Website and app data records:
────────────────────────────────────────

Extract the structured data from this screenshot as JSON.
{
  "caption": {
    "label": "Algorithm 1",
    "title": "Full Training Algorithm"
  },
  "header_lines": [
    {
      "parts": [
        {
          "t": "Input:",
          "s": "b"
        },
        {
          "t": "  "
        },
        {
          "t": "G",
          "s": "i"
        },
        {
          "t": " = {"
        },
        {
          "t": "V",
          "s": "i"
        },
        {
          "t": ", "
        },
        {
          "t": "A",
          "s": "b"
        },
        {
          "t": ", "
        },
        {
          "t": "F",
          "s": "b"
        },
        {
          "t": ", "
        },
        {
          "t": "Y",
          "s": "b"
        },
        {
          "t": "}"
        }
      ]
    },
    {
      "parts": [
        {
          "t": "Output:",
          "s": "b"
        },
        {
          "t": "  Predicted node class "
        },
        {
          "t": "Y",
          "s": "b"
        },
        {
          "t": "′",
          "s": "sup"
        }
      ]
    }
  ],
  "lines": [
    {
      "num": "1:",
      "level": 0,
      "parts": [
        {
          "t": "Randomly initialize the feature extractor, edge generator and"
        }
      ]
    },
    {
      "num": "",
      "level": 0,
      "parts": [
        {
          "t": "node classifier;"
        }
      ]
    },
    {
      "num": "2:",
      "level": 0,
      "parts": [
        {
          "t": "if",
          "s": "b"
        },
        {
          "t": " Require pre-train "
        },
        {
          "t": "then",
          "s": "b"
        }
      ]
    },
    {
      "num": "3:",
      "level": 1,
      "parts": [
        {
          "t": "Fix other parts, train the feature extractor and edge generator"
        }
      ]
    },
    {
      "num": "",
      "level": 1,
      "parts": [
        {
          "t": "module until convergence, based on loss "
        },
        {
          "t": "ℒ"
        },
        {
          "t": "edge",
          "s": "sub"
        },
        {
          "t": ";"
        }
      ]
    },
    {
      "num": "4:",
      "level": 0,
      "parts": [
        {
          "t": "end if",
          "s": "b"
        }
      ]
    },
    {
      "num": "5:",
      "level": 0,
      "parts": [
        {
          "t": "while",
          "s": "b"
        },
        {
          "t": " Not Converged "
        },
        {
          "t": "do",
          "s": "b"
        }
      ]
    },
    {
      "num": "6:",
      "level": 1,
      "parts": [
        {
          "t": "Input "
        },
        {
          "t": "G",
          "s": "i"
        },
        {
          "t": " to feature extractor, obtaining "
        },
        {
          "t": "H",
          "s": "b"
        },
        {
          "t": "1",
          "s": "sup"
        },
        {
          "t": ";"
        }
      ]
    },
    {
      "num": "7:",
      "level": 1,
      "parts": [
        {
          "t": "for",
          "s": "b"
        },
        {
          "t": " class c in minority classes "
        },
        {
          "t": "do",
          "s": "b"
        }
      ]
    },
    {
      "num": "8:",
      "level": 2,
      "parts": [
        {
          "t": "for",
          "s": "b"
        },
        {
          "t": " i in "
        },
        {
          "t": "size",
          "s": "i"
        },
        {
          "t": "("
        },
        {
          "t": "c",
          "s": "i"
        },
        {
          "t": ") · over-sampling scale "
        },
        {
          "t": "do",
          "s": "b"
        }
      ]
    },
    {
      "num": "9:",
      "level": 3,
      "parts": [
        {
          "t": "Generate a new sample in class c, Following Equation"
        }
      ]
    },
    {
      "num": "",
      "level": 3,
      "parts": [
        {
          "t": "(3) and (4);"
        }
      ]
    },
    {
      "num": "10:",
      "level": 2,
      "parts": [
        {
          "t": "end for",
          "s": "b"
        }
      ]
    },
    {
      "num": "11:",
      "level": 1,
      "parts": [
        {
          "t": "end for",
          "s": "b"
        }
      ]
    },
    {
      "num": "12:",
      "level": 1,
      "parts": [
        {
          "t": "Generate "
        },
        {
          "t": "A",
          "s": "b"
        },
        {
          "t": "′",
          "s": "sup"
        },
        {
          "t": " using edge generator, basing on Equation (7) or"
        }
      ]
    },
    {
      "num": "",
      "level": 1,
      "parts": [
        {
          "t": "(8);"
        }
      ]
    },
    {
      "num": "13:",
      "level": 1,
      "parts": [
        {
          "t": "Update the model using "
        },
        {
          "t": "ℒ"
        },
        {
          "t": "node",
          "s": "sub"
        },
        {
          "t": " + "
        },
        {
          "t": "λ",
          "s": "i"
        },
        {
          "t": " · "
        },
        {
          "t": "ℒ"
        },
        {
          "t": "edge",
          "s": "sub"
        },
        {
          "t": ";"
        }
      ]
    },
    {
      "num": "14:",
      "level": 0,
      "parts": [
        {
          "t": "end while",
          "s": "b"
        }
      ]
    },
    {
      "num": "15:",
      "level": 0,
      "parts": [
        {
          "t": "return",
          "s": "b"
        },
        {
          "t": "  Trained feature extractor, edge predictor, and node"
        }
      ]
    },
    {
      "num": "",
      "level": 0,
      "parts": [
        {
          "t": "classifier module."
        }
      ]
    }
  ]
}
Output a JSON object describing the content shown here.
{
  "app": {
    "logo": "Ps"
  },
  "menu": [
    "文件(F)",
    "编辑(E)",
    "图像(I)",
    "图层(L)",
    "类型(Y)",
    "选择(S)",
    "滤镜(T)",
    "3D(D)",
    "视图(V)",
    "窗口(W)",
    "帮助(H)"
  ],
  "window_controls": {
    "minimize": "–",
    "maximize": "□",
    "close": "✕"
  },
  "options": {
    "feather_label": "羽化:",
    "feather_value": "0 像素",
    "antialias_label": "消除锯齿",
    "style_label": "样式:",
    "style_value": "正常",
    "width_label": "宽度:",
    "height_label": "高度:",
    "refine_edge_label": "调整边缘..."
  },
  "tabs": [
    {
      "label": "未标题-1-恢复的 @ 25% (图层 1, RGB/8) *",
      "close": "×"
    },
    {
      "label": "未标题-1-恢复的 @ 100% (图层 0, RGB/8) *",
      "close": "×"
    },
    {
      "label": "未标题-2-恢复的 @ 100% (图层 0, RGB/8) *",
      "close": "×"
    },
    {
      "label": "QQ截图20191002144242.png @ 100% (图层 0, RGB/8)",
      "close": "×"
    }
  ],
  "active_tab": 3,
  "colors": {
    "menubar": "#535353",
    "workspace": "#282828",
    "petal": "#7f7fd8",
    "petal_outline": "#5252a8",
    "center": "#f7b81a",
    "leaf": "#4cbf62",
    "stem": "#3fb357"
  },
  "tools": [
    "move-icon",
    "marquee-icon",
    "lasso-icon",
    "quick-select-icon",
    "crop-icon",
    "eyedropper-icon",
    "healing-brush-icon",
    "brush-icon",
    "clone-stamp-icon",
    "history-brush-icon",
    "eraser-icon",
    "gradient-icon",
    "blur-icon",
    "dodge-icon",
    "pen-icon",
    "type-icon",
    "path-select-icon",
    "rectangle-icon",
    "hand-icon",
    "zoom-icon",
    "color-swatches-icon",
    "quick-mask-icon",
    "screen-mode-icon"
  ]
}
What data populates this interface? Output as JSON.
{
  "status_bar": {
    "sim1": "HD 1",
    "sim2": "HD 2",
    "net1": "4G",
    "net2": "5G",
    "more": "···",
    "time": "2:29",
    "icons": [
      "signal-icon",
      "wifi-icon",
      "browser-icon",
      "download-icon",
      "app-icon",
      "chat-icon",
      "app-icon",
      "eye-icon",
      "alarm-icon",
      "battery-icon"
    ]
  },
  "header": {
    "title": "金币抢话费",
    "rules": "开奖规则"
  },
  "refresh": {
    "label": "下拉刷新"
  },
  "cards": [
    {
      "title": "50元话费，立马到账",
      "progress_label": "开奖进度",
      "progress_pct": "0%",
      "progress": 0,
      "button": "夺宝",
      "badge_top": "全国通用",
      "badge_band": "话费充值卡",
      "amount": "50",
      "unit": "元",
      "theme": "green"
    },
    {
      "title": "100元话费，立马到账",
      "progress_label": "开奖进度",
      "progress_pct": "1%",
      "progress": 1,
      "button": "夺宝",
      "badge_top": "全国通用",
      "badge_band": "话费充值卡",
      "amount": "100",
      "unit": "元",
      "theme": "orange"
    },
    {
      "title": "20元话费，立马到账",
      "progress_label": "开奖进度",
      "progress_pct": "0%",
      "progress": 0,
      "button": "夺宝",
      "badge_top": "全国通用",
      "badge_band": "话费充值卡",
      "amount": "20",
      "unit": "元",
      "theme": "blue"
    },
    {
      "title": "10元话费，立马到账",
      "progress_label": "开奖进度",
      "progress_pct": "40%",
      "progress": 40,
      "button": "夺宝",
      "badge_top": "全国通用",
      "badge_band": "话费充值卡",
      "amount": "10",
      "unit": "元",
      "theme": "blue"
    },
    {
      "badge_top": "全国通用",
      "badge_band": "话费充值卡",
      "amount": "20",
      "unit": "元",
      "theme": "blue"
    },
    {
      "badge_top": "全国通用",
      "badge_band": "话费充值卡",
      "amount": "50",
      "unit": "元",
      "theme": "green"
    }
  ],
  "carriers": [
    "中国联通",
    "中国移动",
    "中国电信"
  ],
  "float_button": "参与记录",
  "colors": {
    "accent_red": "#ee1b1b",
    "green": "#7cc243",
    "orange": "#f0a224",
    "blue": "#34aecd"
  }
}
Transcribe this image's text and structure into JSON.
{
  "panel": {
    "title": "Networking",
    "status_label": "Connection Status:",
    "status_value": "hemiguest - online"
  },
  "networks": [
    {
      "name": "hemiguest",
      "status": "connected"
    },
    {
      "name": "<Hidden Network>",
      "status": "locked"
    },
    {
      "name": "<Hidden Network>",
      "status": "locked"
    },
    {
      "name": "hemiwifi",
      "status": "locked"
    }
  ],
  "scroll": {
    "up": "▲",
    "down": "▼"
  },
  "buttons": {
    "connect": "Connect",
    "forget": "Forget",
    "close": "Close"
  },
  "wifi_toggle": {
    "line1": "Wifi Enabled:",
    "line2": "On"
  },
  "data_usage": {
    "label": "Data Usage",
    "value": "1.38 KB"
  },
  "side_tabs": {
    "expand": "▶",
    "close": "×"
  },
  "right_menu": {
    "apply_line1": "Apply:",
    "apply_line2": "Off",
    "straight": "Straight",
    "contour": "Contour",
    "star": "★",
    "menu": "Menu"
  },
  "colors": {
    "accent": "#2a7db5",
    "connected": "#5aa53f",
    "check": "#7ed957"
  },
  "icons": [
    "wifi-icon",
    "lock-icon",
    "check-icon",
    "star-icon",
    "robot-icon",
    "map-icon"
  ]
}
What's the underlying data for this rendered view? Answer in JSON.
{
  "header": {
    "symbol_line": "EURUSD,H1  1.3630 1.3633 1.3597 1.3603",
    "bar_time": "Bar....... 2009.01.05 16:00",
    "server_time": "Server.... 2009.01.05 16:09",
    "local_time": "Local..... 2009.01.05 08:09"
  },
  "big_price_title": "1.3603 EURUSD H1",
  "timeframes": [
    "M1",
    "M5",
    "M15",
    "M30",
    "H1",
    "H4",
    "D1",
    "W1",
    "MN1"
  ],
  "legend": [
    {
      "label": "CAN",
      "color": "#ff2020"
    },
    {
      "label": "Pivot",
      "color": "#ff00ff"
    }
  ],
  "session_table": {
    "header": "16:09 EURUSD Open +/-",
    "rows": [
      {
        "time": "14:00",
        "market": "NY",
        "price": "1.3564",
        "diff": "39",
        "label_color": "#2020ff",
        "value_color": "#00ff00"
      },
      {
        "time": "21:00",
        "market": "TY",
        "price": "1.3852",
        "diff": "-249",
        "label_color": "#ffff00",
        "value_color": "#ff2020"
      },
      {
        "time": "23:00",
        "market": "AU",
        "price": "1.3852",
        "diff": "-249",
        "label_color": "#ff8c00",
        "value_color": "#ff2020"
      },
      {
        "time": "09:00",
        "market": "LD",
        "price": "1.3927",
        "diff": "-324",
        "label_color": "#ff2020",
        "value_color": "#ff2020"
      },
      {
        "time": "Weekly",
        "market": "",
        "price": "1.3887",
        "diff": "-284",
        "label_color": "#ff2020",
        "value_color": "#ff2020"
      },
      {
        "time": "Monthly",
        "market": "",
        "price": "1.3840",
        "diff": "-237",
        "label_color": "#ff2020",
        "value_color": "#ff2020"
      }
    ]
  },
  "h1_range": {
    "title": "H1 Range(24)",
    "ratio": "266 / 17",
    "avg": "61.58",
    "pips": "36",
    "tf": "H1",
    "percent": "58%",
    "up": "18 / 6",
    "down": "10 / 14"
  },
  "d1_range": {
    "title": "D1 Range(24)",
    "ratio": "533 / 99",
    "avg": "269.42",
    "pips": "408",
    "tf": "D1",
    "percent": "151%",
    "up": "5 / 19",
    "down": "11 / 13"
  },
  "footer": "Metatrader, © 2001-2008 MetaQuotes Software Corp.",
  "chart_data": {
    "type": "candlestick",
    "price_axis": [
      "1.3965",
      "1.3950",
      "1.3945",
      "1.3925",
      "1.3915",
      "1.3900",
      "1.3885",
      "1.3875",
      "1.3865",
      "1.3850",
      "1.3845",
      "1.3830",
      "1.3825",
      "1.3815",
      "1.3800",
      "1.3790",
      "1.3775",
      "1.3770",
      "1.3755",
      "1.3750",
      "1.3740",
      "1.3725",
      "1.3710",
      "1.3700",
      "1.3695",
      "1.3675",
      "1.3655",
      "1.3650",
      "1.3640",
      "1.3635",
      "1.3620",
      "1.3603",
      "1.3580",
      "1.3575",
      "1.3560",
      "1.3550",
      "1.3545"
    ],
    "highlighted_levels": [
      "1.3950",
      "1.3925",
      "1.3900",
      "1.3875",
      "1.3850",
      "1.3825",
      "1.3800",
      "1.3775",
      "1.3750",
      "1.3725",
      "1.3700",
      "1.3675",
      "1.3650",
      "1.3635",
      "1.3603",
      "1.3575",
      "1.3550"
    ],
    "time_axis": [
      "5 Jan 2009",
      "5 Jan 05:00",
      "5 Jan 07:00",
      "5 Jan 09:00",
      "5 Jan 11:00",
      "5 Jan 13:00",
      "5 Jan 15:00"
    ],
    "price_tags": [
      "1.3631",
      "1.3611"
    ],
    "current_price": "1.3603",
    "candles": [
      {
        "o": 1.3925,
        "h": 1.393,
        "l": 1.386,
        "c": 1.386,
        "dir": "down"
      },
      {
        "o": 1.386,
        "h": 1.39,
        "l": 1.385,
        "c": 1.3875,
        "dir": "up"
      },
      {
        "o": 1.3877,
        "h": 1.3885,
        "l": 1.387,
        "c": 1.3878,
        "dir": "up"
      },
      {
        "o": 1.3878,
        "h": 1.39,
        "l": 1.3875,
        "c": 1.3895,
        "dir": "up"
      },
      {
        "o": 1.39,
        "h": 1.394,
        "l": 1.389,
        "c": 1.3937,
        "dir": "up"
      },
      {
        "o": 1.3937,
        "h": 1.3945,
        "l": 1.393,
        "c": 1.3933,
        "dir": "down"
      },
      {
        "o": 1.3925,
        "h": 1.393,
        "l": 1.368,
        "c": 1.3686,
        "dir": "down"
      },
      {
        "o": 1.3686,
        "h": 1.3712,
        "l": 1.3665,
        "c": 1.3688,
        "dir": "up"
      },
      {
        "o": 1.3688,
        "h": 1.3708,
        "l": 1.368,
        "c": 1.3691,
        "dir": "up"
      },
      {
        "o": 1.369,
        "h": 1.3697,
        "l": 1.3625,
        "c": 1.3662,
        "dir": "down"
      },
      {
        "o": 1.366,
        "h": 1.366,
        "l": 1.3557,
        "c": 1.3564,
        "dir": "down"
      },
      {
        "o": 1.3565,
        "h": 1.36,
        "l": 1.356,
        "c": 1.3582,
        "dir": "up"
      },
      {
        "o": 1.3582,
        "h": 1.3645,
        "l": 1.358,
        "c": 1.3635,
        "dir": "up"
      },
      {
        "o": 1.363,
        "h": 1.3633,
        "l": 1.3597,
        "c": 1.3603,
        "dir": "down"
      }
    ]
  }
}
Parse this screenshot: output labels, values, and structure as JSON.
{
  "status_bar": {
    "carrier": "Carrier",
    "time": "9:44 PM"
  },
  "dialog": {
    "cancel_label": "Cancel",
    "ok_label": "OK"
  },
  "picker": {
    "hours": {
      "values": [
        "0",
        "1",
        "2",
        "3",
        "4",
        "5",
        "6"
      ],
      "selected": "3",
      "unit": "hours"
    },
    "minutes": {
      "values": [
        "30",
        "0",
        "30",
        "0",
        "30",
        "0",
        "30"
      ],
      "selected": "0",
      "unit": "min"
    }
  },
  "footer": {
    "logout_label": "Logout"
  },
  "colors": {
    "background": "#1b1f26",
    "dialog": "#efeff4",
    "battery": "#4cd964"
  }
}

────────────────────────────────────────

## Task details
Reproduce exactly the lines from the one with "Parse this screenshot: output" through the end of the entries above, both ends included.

## Exercise solution
Parse this screenshot: output labels, values, and structure as JSON.
{
  "status_bar": {
    "carrier": "Carrier",
    "time": "9:44 PM"
  },
  "dialog": {
    "cancel_label": "Cancel",
    "ok_label": "OK"
  },
  "picker": {
    "hours": {
      "values": [
        "0",
        "1",
        "2",
        "3",
        "4",
        "5",
        "6"
      ],
      "selected": "3",
      "unit": "hours"
    },
    "minutes": {
      "values": [
        "30",
        "0",
        "30",
        "0",
        "30",
        "0",
        "30"
      ],
      "selected": "0",
      "unit": "min"
    }
  },
  "footer": {
    "logout_label": "Logout"
  },
  "colors": {
    "background": "#1b1f26",
    "dialog": "#efeff4",
    "battery": "#4cd964"
  }
}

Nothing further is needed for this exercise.